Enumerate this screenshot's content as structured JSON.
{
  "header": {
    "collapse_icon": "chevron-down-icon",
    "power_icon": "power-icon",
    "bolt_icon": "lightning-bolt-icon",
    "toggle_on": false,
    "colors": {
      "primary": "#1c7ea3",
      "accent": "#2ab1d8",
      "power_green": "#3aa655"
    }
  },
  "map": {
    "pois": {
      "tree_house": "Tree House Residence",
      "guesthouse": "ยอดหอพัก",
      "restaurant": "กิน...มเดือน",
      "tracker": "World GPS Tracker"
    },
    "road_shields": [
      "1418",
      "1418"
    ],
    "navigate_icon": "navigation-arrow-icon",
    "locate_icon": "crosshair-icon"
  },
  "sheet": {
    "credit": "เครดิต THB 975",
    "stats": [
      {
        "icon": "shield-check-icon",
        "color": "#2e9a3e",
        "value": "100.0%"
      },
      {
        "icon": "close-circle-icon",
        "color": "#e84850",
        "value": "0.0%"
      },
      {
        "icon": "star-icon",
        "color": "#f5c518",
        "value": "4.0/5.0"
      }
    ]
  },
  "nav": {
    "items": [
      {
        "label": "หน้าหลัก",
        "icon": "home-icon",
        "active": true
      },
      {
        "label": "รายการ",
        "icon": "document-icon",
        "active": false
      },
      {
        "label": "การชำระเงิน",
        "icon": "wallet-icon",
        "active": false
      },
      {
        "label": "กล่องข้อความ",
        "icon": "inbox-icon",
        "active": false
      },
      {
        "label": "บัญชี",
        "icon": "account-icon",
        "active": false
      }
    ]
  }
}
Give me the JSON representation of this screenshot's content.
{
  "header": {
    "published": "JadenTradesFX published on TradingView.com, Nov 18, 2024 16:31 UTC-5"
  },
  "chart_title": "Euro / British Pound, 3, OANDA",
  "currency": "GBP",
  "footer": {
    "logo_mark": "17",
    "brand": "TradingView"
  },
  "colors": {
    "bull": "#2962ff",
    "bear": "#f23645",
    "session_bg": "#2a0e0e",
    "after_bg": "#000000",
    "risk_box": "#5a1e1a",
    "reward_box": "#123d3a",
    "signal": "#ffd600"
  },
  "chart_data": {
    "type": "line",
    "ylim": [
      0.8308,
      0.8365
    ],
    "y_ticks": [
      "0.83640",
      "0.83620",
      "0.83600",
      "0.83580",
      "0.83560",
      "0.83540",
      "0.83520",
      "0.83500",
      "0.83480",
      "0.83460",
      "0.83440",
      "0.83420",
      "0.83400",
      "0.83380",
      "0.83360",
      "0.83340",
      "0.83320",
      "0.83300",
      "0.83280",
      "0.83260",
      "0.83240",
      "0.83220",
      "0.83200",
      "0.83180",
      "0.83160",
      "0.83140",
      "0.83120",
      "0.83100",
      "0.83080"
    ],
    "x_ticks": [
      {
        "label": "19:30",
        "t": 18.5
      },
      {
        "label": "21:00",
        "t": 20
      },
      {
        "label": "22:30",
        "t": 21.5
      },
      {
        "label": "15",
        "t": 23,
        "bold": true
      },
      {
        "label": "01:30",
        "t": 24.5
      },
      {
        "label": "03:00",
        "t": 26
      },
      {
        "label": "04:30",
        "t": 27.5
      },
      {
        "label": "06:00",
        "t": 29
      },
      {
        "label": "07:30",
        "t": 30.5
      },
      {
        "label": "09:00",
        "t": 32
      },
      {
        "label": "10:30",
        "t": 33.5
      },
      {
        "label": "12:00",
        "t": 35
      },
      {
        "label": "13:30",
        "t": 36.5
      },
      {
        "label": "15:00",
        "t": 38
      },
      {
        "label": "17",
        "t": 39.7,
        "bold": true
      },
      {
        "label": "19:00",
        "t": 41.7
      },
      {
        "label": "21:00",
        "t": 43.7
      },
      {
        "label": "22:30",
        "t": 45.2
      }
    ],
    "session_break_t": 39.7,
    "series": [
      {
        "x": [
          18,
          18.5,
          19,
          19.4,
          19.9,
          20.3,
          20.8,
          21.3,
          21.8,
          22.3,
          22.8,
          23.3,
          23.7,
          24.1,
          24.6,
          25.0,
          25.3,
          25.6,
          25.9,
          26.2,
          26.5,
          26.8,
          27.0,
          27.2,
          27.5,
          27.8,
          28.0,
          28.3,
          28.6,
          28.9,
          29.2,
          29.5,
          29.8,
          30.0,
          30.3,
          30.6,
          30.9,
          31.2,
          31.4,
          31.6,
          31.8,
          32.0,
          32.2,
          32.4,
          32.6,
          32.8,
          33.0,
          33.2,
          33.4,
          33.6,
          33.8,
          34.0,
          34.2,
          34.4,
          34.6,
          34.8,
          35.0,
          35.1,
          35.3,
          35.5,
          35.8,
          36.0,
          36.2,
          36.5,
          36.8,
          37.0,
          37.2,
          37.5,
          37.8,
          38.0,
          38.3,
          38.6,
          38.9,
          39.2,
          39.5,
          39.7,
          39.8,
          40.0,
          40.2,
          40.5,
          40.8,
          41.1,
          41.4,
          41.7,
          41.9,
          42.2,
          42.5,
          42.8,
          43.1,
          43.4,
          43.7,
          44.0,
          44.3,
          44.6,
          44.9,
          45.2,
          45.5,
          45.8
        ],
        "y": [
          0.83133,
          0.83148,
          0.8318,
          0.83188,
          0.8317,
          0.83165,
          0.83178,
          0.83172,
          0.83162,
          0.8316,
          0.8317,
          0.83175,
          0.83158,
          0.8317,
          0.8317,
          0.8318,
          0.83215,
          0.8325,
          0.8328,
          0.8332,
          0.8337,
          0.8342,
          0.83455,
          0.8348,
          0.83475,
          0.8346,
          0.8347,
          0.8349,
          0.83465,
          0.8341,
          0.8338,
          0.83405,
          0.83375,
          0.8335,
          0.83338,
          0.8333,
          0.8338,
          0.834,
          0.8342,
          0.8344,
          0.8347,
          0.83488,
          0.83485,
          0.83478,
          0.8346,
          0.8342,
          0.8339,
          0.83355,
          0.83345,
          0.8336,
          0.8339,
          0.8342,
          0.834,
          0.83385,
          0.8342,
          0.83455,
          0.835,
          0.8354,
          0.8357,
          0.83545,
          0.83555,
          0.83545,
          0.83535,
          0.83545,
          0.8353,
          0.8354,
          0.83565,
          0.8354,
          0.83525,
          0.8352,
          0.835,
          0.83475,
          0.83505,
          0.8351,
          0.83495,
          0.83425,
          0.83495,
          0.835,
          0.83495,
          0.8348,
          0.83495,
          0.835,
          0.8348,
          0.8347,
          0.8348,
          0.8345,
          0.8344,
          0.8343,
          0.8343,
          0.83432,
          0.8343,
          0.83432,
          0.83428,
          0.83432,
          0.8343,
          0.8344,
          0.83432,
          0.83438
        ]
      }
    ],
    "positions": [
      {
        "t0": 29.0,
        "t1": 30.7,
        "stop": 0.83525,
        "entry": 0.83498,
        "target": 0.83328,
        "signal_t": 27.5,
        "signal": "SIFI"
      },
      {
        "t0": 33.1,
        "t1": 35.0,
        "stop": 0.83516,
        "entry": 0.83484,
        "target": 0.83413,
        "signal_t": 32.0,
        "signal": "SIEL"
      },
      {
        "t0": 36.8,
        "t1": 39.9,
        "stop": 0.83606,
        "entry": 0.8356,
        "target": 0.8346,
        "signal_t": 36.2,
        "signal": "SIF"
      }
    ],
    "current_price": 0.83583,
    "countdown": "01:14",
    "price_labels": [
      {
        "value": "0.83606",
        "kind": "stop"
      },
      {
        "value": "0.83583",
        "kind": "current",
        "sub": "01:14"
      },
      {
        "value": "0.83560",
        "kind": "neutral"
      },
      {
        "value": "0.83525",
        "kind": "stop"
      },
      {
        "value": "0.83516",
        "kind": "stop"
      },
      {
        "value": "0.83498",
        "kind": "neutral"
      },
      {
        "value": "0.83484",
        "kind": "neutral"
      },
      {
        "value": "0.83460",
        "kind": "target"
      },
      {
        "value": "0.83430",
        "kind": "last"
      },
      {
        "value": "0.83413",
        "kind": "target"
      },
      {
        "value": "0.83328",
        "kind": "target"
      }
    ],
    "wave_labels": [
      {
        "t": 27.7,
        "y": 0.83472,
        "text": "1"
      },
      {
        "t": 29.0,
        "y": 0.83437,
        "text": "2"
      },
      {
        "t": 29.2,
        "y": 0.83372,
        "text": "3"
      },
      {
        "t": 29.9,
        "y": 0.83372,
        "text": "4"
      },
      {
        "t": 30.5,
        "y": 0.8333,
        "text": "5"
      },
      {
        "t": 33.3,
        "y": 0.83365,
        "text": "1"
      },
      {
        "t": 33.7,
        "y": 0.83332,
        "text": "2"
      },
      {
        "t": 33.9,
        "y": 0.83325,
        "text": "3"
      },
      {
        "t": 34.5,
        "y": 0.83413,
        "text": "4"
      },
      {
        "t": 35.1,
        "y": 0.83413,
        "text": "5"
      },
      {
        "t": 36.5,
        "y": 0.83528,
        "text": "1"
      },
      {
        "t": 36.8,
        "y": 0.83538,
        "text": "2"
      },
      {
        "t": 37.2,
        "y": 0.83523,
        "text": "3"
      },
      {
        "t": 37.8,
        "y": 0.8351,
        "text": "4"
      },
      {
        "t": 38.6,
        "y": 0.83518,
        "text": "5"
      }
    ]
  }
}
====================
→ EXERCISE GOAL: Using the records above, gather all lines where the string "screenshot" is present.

→ REPLY:
Enumerate this screenshot's content as structured JSON.
Give me the JSON representation of this screenshot's content.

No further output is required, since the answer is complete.